Activity: Your result should be the lines holding the word "page", copied from the entries below.

Data items:
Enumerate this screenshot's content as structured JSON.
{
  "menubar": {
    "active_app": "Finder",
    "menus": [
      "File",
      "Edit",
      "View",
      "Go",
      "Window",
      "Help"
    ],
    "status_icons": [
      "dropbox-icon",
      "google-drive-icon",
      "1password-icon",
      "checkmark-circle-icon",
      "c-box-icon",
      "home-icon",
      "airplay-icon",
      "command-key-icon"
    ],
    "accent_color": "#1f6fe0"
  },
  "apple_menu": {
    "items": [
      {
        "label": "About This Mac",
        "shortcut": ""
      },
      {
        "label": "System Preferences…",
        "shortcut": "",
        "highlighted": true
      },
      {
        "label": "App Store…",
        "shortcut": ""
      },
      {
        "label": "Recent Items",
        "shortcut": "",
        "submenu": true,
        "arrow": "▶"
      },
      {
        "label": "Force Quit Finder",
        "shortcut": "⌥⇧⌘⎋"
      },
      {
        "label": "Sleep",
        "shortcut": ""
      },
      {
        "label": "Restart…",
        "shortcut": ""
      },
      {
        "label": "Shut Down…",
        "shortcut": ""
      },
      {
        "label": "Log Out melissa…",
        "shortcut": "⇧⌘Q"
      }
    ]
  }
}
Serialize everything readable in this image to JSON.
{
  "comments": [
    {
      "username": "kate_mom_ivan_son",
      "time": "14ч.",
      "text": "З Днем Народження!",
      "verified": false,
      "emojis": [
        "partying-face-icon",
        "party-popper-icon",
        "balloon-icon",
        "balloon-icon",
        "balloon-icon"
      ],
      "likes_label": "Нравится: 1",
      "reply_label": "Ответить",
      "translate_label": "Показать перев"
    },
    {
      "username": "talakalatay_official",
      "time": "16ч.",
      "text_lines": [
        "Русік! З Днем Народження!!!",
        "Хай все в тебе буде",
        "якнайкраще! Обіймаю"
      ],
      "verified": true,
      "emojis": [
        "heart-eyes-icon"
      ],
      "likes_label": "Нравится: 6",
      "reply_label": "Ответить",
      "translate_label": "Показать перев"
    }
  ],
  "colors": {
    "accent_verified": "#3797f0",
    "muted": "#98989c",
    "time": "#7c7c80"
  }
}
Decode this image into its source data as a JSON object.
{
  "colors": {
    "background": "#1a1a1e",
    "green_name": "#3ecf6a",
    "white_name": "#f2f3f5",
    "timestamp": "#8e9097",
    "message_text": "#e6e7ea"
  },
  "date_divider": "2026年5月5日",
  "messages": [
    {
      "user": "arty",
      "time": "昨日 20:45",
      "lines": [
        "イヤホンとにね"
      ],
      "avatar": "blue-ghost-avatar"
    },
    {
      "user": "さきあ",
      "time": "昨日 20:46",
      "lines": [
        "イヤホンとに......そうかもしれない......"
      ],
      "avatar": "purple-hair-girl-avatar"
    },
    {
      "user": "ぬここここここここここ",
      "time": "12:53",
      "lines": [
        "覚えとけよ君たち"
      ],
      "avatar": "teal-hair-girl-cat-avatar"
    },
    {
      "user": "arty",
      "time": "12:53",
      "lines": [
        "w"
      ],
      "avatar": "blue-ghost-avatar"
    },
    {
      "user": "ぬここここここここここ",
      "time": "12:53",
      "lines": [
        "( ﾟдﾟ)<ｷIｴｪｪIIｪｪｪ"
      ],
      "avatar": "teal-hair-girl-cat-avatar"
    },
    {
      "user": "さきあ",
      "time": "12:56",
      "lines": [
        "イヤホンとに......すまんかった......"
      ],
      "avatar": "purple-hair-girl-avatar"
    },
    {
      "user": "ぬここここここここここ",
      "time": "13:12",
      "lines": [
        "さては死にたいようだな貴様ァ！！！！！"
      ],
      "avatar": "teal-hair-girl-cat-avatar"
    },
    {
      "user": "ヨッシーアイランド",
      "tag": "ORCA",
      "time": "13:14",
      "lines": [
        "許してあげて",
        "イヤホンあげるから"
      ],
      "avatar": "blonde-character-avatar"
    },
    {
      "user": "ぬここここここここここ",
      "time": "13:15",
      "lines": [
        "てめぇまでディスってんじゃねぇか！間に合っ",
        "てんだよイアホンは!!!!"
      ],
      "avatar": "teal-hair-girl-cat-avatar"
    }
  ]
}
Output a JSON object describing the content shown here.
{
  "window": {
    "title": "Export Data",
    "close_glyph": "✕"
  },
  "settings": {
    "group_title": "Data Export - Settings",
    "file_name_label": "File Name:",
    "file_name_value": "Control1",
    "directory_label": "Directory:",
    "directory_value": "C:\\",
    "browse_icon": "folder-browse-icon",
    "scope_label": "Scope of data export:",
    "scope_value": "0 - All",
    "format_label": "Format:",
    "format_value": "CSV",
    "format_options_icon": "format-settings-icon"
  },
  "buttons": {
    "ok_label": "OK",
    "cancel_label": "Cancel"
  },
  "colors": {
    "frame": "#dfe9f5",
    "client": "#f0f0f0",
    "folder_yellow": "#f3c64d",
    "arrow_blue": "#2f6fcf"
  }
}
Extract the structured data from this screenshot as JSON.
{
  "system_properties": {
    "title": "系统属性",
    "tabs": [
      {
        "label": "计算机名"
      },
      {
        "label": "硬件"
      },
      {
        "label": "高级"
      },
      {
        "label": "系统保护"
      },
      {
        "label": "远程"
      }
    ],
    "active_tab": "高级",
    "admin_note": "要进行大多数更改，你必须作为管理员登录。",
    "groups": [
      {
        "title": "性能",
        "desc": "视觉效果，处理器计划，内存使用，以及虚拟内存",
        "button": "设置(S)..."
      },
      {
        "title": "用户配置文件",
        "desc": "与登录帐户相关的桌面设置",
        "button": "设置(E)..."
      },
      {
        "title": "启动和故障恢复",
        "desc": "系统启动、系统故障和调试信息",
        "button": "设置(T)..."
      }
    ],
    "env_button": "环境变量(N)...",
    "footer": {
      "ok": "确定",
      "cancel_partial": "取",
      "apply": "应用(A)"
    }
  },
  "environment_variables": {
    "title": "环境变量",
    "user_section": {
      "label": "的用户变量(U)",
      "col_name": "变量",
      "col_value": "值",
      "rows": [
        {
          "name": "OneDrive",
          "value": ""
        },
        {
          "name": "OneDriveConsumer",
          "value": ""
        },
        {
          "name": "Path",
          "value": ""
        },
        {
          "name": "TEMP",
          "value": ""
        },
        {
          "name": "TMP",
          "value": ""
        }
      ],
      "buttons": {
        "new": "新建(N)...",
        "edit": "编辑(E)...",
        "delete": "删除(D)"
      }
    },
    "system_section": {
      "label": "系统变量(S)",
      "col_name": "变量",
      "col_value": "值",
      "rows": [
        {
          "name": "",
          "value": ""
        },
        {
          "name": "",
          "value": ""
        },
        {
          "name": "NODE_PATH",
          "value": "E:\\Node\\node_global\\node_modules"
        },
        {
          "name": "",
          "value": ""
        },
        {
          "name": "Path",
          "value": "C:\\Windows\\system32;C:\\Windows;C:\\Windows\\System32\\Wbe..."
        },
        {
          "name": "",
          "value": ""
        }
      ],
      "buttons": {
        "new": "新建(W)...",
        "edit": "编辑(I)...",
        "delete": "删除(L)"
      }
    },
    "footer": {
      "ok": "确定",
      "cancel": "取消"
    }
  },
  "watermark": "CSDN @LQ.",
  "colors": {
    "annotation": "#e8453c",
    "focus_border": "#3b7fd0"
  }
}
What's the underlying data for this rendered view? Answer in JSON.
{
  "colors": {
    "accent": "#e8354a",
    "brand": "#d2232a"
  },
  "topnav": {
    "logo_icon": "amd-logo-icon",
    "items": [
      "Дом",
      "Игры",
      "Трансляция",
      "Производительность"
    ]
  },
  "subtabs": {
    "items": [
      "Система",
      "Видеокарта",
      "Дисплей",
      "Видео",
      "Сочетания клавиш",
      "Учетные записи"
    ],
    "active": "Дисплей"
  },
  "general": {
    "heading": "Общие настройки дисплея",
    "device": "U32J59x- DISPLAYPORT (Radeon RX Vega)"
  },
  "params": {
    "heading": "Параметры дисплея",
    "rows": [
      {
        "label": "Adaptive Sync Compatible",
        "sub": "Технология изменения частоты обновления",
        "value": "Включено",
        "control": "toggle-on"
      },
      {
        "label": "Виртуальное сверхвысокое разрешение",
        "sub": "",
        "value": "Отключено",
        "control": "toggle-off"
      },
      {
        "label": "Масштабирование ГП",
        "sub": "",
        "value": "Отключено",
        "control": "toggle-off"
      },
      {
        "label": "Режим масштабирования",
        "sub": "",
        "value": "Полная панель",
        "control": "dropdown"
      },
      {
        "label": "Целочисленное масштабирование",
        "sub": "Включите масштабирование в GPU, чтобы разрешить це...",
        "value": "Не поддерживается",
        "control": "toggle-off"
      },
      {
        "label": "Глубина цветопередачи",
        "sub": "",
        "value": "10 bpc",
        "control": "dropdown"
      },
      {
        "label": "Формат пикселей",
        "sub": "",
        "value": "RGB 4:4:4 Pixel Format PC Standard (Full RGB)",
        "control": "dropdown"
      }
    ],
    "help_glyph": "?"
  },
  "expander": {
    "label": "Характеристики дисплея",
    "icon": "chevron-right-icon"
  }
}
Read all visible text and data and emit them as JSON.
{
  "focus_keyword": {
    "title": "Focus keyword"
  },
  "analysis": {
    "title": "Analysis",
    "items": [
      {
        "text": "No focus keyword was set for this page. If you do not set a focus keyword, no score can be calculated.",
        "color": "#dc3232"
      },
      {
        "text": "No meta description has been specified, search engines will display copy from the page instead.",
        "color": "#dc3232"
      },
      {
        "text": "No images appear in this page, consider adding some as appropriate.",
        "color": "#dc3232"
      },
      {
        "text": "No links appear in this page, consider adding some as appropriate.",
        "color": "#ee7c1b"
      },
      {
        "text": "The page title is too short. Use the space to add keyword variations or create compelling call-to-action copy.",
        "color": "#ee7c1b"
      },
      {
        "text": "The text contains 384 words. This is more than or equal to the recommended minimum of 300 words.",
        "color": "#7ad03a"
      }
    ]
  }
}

Task result:
        "text": "No focus keyword was set for this page. If you do not set a focus keyword, no score can be calculated.",
        "text": "No meta description has been specified, search engines will display copy from the page instead.",
        "text": "No images appear in this page, consider adding some as appropriate.",
        "text": "No links appear in this page, consider adding some as appropriate.",
        "text": "The page title is too short. Use the space to add keyword variations or create compelling call-to-action copy.",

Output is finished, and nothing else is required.